© 2024 St. Louis Public Radio
Play Live Radio
Next Up:
0:00 0:00
Available On Air Stations

Federal judge keeps Wentzville book review policy in place

A Kindle reader shows the title page for Toni Morrison's novel The Bluest Eye. A notebook and two pencils are to its right.
Jonathan Ahl
St. Louis Public Radio
Toni Morrison's "The Bluest Eye" was among the books temporarily removed from libraries in the Wentzville School District. It later was returned to library shelves.

A federal judge in St. Louis has declined to temporarily halt the Wentzville School District’s book review policy.

During the 2021-22 school year, the district temporarily removed eight books from the shelves of its school libraries because of challenges from parents. Librarians removed three of the books, including "Fun Home" by Alison Bechdel, from shelves permanently after determining they were not age-appropriate. Two – "The Bluest Eye" by Toni Morrison and "Gabi, a Girl in Pieces" by Isabel Quintero – were eventually returned to libraries. Three more, including Aziz Ansari’s "Modern Romance," are still under review.

The ACLU of Missouri sued on behalf of two Wentzville students in February, arguing the books had been challenged and removed solely because the main characters were members of various minority groups, including people of color and the LGBTQ community. U.S. District Judge Matthew Schelp, a Trump appointee, disagreed.

“Plaintiffs have provided only rank suspicion to try to show that the District intended to deny students access to ideas with which the District disagreed, let alone that that intent was the decisive factor in decision,” he wrote in a 21-page opinion released Friday.

Tom Bastain, the ACLU’s communications director, said in a statement that the organization would continue to work to make sure that the First Amendment rights of Wentzville students are protected.
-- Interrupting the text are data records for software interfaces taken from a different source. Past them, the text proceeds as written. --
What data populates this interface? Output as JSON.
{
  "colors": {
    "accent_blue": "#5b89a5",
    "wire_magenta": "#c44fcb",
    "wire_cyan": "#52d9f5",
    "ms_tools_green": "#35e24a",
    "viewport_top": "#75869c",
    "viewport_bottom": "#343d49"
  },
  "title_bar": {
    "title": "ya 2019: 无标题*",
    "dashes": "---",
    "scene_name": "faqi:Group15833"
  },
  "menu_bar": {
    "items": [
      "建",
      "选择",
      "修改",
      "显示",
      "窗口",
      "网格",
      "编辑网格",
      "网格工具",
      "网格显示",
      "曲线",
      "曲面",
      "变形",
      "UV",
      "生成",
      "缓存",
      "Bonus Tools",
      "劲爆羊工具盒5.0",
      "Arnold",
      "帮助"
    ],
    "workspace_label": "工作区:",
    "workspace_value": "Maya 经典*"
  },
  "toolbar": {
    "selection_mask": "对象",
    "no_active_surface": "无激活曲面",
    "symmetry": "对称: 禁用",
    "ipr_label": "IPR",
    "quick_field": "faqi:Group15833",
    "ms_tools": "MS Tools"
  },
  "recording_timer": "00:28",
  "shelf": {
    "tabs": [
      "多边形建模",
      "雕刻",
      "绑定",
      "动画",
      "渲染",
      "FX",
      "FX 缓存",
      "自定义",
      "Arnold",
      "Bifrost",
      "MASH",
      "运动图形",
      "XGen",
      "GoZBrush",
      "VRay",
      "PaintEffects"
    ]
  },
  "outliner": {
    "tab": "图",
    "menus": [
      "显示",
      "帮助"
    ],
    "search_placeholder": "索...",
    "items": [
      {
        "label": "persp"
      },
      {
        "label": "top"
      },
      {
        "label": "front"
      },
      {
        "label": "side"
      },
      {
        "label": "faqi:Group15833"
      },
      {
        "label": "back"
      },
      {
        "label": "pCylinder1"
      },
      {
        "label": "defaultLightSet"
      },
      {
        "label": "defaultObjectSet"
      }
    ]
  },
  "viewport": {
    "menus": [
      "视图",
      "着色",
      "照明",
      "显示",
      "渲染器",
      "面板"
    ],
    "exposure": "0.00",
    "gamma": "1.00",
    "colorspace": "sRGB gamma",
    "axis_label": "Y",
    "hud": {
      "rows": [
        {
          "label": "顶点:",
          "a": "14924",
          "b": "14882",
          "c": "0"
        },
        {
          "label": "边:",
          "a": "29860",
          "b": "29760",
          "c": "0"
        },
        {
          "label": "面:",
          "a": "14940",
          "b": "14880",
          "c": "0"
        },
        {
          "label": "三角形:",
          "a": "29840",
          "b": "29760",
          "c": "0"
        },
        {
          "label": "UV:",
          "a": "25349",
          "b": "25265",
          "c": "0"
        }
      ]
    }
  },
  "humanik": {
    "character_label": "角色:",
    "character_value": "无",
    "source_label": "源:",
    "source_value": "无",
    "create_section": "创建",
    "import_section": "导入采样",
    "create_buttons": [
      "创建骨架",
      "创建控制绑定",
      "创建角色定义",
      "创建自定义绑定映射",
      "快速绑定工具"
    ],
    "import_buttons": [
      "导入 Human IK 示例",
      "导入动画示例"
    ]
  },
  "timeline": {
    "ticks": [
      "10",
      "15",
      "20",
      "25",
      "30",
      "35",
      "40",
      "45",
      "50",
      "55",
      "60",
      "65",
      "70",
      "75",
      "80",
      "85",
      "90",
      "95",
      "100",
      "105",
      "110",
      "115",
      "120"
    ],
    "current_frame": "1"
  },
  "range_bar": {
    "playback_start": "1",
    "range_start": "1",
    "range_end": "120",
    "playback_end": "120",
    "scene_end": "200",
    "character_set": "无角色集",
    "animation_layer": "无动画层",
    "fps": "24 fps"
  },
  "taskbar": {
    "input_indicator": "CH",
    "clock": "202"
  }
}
A trial on whether to permanently ban the district from enforcing its policy is currently set for October 2023.

“Removing a book from a high school library greatly reduces equity in education by making it more difficult or impossible for students of marginalized communities to access the same information as students who come from privileged backgrounds,” he said.

The district did not immediately respond to a request for comment.

Follow Rachel on Twitter: @rlippmann

Rachel is the justice correspondent at St. Louis Public Radio.